I’m so glad “friend” has become an active word.
Facebook has taken that stalwart noun and made it an action verb. It can be conjugated. It has a present and past tense. He friended me. What a nice notion.
I’ve had the lovely experience in recent weeks of former students friending me. It’s so very sweet when they have the momentary thought of my being “the bomb” of a principal and choosing to find me online to tell me so. In that moment, they friend me, and I confirm their friendship. We usually exchange pleasantries:
“How’s it goin’, Mrs. Plath? How do u like your retirement? I’m going 2 DVC and it’s cool so far.”
“Great Brandon! So nice to hear from you! I know you’ll be successful!”
In the next moment, they forget that as their friend, I can now observe their online activities and overhear their conversations. I keep their lapses of memory in mind when they post a video of themselves and their friends circled around a buddy who’s hunkered down in a cardboard box with only his feet protruding. We all watch and laugh as he totters around, ultimately breaking through the circle and becoming a curiosity among the crowd outside AT&T Park. I try not to be too judgmental.
But now all our government secret agencies want to access to our email and social network pages. Actually, if a warrant is issued, they already have the authority to read our email and listen in on our Skype conversations, look at pictures of our grandbabies, and hear of our son’s job interviews. They call it “going dark.” They have the authority, just not the ability in this age of peer-to-peer communication without central hubs, and third party encryption.
Now they want insurance from the service providers that they actually can tune in when they want to. If approved, new legislation will mandate that service providers make all our stuff intercept-able / snoop-able.
It is the nexus of national security, right to privacy, and technical innovation.
We've been saying for a while; don't post it if you don't want the world to know about it. Now, not only can all your friends, dear and forgotten, observe your foibles, the government also will be free to misinterpret your words and meddle in your business!
A great big throwback to the sixties part of me says, “Keep 'em out of my facebook!” Then what comes to mind is that they don’t want in my facebook. Not really. Like most, my facebook page is about as intriguing as home movies have ever been, regardless of our awesome trip to Yellowstone. And honestly, I’m glad they’re huddled up in basements with headphones, looking out for me and foiling the bad guys.
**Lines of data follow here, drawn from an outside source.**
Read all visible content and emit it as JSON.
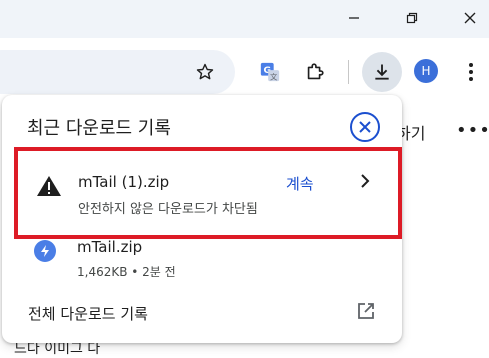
{
  "window": {
    "controls": [
      "minimize",
      "restore",
      "close"
    ]
  },
  "toolbar": {
    "icons": [
      "star-icon",
      "translate-icon",
      "extensions-icon",
      "download-icon",
      "more-icon"
    ],
    "avatar_letter": "H"
  },
  "page": {
    "partial_text": "하기",
    "dots": "•••",
    "bottom_text": "드다 이미그 다"
  },
  "downloads": {
    "title": "최근 다운로드 기록",
    "items": [
      {
        "name": "mTail (1).zip",
        "status": "안전하지 않은 다운로드가 차단됨",
        "action": "계속",
        "icon": "warning-icon",
        "highlighted": true
      },
      {
        "name": "mTail.zip",
        "status": "1,462KB • 2분 전",
        "icon": "zip-file-icon"
      }
    ],
    "footer_label": "전체 다운로드 기록"
  },
  "colors": {
    "accent": "#1b4fcf",
    "highlight_border": "#dd1b26",
    "titlebar": "#f0f4f9"
  }
}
But fair warning, if they decide to check me out on a slow news day, it might quickly become a slow snooze day. Just the idea of someone peeping, though, still gives me the creeps!
Then I think, it hasn't been that long ago since teenagers all over the country were talking about "the bomb." The Homecoming Dance was "the bomb." Their parents are "the bomb" (if they gave the kid what he wanted.) How many untamed geese would an agent have to corral before he realized the kid wasn't really talking about capital T, capital B, The Bomb, but rather ephemeral adolescent ecstasy? You feel me? (Sorry, couldn't help myself.)
And what about “Muslim”? That might be a word that would catch an agent’s attention. I have former students who are Muslim, and they’re my friends on facebook. Two of them have moved back to their native Egypt with their family. One of them, now a university student, posts all the time.
I don’t usually respond to her updates since she’s a teenager still and I’m a grown woman. But she caught my attention recently when the would-be Quran burner was big news.
Reacting as a teenager might, and probably having forgotten I am part of her audience, she said the only thing Americans need to burn is fat. Hahaha.
I felt compelled to speak up and remind her that that nut did not represent America. That’s what a friend would do, help put things in perspective.
But, suddenly, it doesn’t seem so far fetched that a CIA agent, hunched over a screen in a dark room, scanning for trigger words, might have his attention piqued, as well. He might recognize our exchange for what it was, proud principal and passionate young student feeling their way through an emotional issue.
Or, would he flag her, and me, and tune in again regularly? He has to be discerning, doesn’t he?
If I knew he was there, I’d friend him, and ask.